As we kick off the new year with a fresh start, let us make communication more of a priority than ever. All stakeholders have a point of view that is of value in advancing geospatial technology and solutions, but they can’t make a positive difference if they aren’t shared.
Examples of locational data enrichment in geospatial applications include forestry mapping that can now include analysis of trees and ground cover, topography, and even soil composition and moisture content.
Face it: sometimes your accuracy just hits the iceberg. We have seen error reports within 0.011 of a foot and we’ve seen them crest near 0.080 of a foot. The key to obtaining LiDAR accuracy is understanding the components.
Evolving technologies and expectations have blurred the traditional distinction between surveying and GIS. As a result, surveyors should expect to be asked to provide more GIS-ready data and GIS professionals should plan to provide positions with higher accuracy than previously required.

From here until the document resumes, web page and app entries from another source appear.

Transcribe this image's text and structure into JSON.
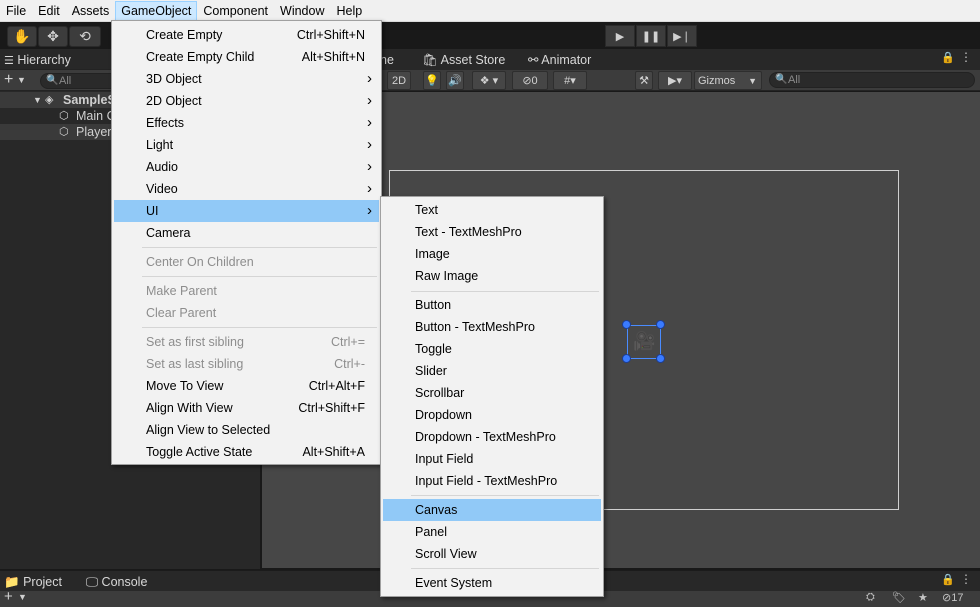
{
  "menubar": [
    "File",
    "Edit",
    "Assets",
    "GameObject",
    "Component",
    "Window",
    "Help"
  ],
  "hierarchy": {
    "tab_label": "Hierarchy",
    "search_placeholder": "All",
    "rows": [
      "SampleS",
      "Main C",
      "Player"
    ]
  },
  "scene": {
    "tabs": [
      "ne",
      "Asset Store",
      "Animator"
    ],
    "toolbar": {
      "mode_2d": "2D",
      "hidden_count": "0",
      "gizmos": "Gizmos",
      "search_placeholder": "All"
    }
  },
  "bottom": {
    "tabs": [
      "Project",
      "Console"
    ],
    "count": "17"
  },
  "gameobject_menu": [
    {
      "label": "Create Empty",
      "shortcut": "Ctrl+Shift+N",
      "state": "normal"
    },
    {
      "label": "Create Empty Child",
      "shortcut": "Alt+Shift+N",
      "state": "normal"
    },
    {
      "label": "3D Object",
      "submenu": true,
      "state": "normal"
    },
    {
      "label": "2D Object",
      "submenu": true,
      "state": "normal"
    },
    {
      "label": "Effects",
      "submenu": true,
      "state": "normal"
    },
    {
      "label": "Light",
      "submenu": true,
      "state": "normal"
    },
    {
      "label": "Audio",
      "submenu": true,
      "state": "normal"
    },
    {
      "label": "Video",
      "submenu": true,
      "state": "normal"
    },
    {
      "label": "UI",
      "submenu": true,
      "state": "highlighted"
    },
    {
      "label": "Camera",
      "state": "normal"
    },
    {
      "label": "Center On Children",
      "state": "disabled"
    },
    {
      "label": "Make Parent",
      "state": "disabled"
    },
    {
      "label": "Clear Parent",
      "state": "disabled"
    },
    {
      "label": "Set as first sibling",
      "shortcut": "Ctrl+=",
      "state": "disabled"
    },
    {
      "label": "Set as last sibling",
      "shortcut": "Ctrl+-",
      "state": "disabled"
    },
    {
      "label": "Move To View",
      "shortcut": "Ctrl+Alt+F",
      "state": "normal"
    },
    {
      "label": "Align With View",
      "shortcut": "Ctrl+Shift+F",
      "state": "normal"
    },
    {
      "label": "Align View to Selected",
      "state": "normal"
    },
    {
      "label": "Toggle Active State",
      "shortcut": "Alt+Shift+A",
      "state": "normal"
    }
  ],
  "ui_submenu": [
    {
      "label": "Text",
      "state": "normal"
    },
    {
      "label": "Text - TextMeshPro",
      "state": "normal"
    },
    {
      "label": "Image",
      "state": "normal"
    },
    {
      "label": "Raw Image",
      "state": "normal"
    },
    {
      "label": "Button",
      "state": "normal"
    },
    {
      "label": "Button - TextMeshPro",
      "state": "normal"
    },
    {
      "label": "Toggle",
      "state": "normal"
    },
    {
      "label": "Slider",
      "state": "normal"
    },
    {
      "label": "Scrollbar",
      "state": "normal"
    },
    {
      "label": "Dropdown",
      "state": "normal"
    },
    {
      "label": "Dropdown - TextMeshPro",
      "state": "normal"
    },
    {
      "label": "Input Field",
      "state": "normal"
    },
    {
      "label": "Input Field - TextMeshPro",
      "state": "normal"
    },
    {
      "label": "Canvas",
      "state": "highlighted"
    },
    {
      "label": "Panel",
      "state": "normal"
    },
    {
      "label": "Scroll View",
      "state": "normal"
    },
    {
      "label": "Event System",
      "state": "normal"
    }
  ],
  "colors": {
    "menu_highlight": "#91c9f7",
    "menubar_active": "#cce8ff",
    "selection_handle": "#3a7bff"
  }
}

The gathering and use of geospatial information is critical to drone operators, who must have visibility of weather patterns, flight conditions and locations, as well as ground locations that relate to the flight.
It is friendly competitions like the SpaceNet Challenge that will energize researchers from around the world to see just how they can use machine automation to not take geospatial satellite imagery and mapping to the next level.
A recent conversation Mary Shacklett had with Boundless Geospatial ignited an oft neglected area of IT savings opportunity: the ability to use open source geospatial applications that come with no software licensing fees to pay for.
In my interview with Tiffany Perrin, GISP, featured in this month’s Geo Positions, a part of her answer to how she views the state of geographic information systems (GIS) is, “They can be used in any discipline.”